A hypothetical center in the nervous system in which efferent signals from the brain to the eye muscles are compared with the flow of images on the retina, thereby canceling apparent movement due to the stimulation of the image-retina system.

Comparator - electronics

An electronic circuit that compares two input voltages and outputs a binary signal that indicates which input has the higher voltage.

They are closely related to operational amplifiers (commonly abbreviated to 'opamps').

An LM339 is a popular, low cost comparator, and consists of four individual comparators in a 14 pin integrated circuit.

Electronics: Voltage Comparator

A voltage comparator is a common tool used in electronic design that signals a change in voltage level. Comparators are used in a wide variety of applications, and can commonly be found in analog-to-digital converters, digital logic designs, and even RAM chips in your computer. The example discussed below is pedagogical, but will suffice. Comparators used in the applications mentioned above are generally made of tougher stuff.

As an example, a simple voltage comparator utilizing an operational amplifier (See Op Amp for more information) serves as an excellent starting point.

A simple op amp voltage comparator compares two input voltages (V1, V2) and outputs a signal that determines which voltage is greater. This is a very simple task, but it is also very important in the world of electronics.

The principle behind a simple comparator is understanding that op amps have a gain, we will call A. For most op amps, A is on the order of 200,000. This value has no units, but can be thought of as a multiplier or constant. The two voltage inputs to the op amp (V1, V2) are the input voltages to be compared. The output (Vo) is the result of the comparison.

The equation:

Vo = A * ( V1 - V2 )
describes the basic functionality of the op amp. We will now re-label V2 as VR, which is short for reference voltage, for the rest of this discussion. This then transforms the last equation to:
Vo = A*( V1 - VR )

I already mentioned that A is very large, so it follows that any difference between V1 and VR will be greatly magnified (multiplied by a number on the order of 200,000). This causes something called saturation. Op amps saturate if the output voltage goes higher than the voltage level that actually powers the op amp. Think of how you can't create something from nothing: you can't create an output greater than your total input. The following diagram should clarify things some. The labels VCC and -VCC are the positive and negative voltage power connections. These are the maximum voltage levels for your output. Typically, they are set anywhere from +/- 3 volts to +/- 12 volts, but depend on the op amp being used. Consult op amp for more information.

VCC
|\   |
|  \ |
V1 -----|-   \
|      >--- VO
VR -----|+   /
|  / |
|/   |
-VCC

Typical 741 op amp (Thank you to CamTarn for the ASCII art found at op amp)

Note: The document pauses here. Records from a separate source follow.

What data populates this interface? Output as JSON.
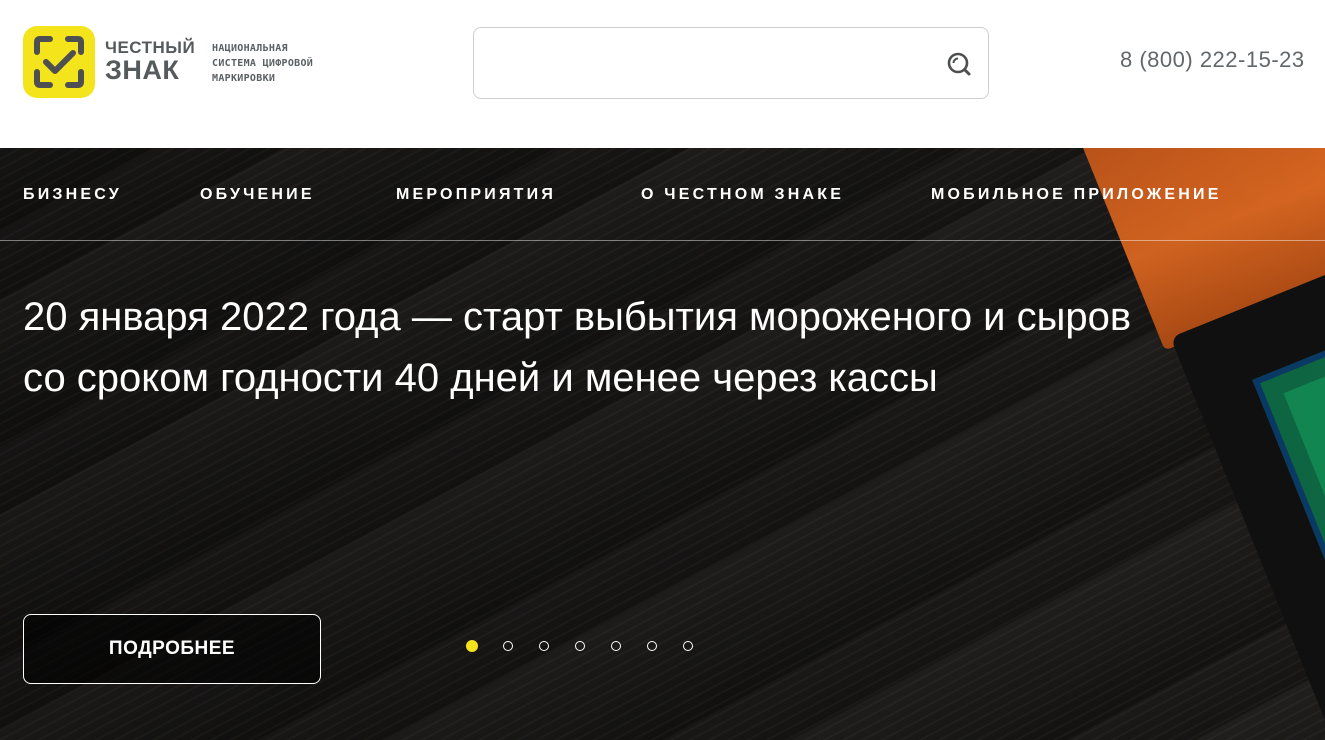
{
  "header": {
    "logo": {
      "name_line1": "ЧЕСТНЫЙ",
      "name_line2": "ЗНАК",
      "tagline": [
        "НАЦИОНАЛЬНАЯ",
        "СИСТЕМА ЦИФРОВОЙ",
        "МАРКИРОВКИ"
      ],
      "brand_color": "#f4e41c"
    },
    "search": {
      "value": "",
      "placeholder": "",
      "icon": "search-icon"
    },
    "phone": "8 (800) 222-15-23"
  },
  "nav": {
    "items": [
      {
        "label": "БИЗНЕСУ"
      },
      {
        "label": "ОБУЧЕНИЕ"
      },
      {
        "label": "МЕРОПРИЯТИЯ"
      },
      {
        "label": "О ЧЕСТНОМ ЗНАКЕ"
      },
      {
        "label": "МОБИЛЬНОЕ ПРИЛОЖЕНИЕ"
      }
    ]
  },
  "hero": {
    "title_lines": [
      "20 января 2022 года — старт выбытия мороженого и сыров",
      "со сроком годности 40 дней и менее через кассы"
    ],
    "button_label": "ПОДРОБНЕЕ",
    "slides_total": 7,
    "active_slide": 1,
    "active_dot_color": "#f4e41c"
  }
}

So, from this diagram and the equations above, if V R is connected to some non-zero, known voltage level, and V 1 is connected to the voltage to compare, you will see a voltage difference ( V 1 - V R ). This difference will be multiplied by the enormous value A and the op amp will essentially saturate. We call this "hitting the rails," where the rails are generally the VCC and -VCC inputs (the power to the whole deal). So your output saturates, signaling a voltage is greater or less than the reference.

If the saturation occurs at the voltage VCC, the voltage you are comparing (V1) is greater than the reference VR and the difference in the equation is positive, hence, a positive output. If the saturation occurs at -VCC, then the compared voltage (V1) is less than the reference VR, and the difference in the equation is negative, you guessed it, a negative output.

A simple graph may help:

^  Vo
|
|
|
|
|
X  VCC          |----------------------------
|               |
|               |
|               |
|               |
|               |
0 |               VR
---------------------------------------X---------------------->  V1
|               |
|               |
|               |
|               |
|               |
|               |
-----------------------X---------------|
|  -VCC
|
|
|

So, this graph shows us that as the voltage we are comparing V1 approaches the reference voltage VR, it is still less than the reference and therefore the output Vosaturates to -VCC. When V1 reaches VR, the output Vo saturates to VCC for any voltage greater than the reference.

I hope this is helpful for anyone who may stumble upon it. It may be most helpful for first year electrical engineering students, or anyone interested in electronics as a hobby. If there is anything listed above that is unclear, or you believe is incorrect, please, let me know via /msg and I will be sure to correct/augment anything that needs it.

Although a general-purpose high-gain op amp, like the one above, can be used as a comparator, some op amps are specially designed for such use and are so designated. These typically are capable of higher speeds than a normal op amp. In addition to single comparator op amps, IC (Integrated Circuit) chips that contain two or four independent comparators are available.

Variations on basic comparators are level detectors and zero-crossing detectors.

Sources: My own brain. I have over six years of electrical engineering education under my belt (going for my masters currently). If you need some sources, I could name a few great textbooks for you to thumb through.

Com"pa*ra`tor (? ∨ ?), n. [L., a comparater.] Physics

An instrument or machine for comparing anything to be measured with a standard measure; -- applied especially to a machine for comparing standards of length.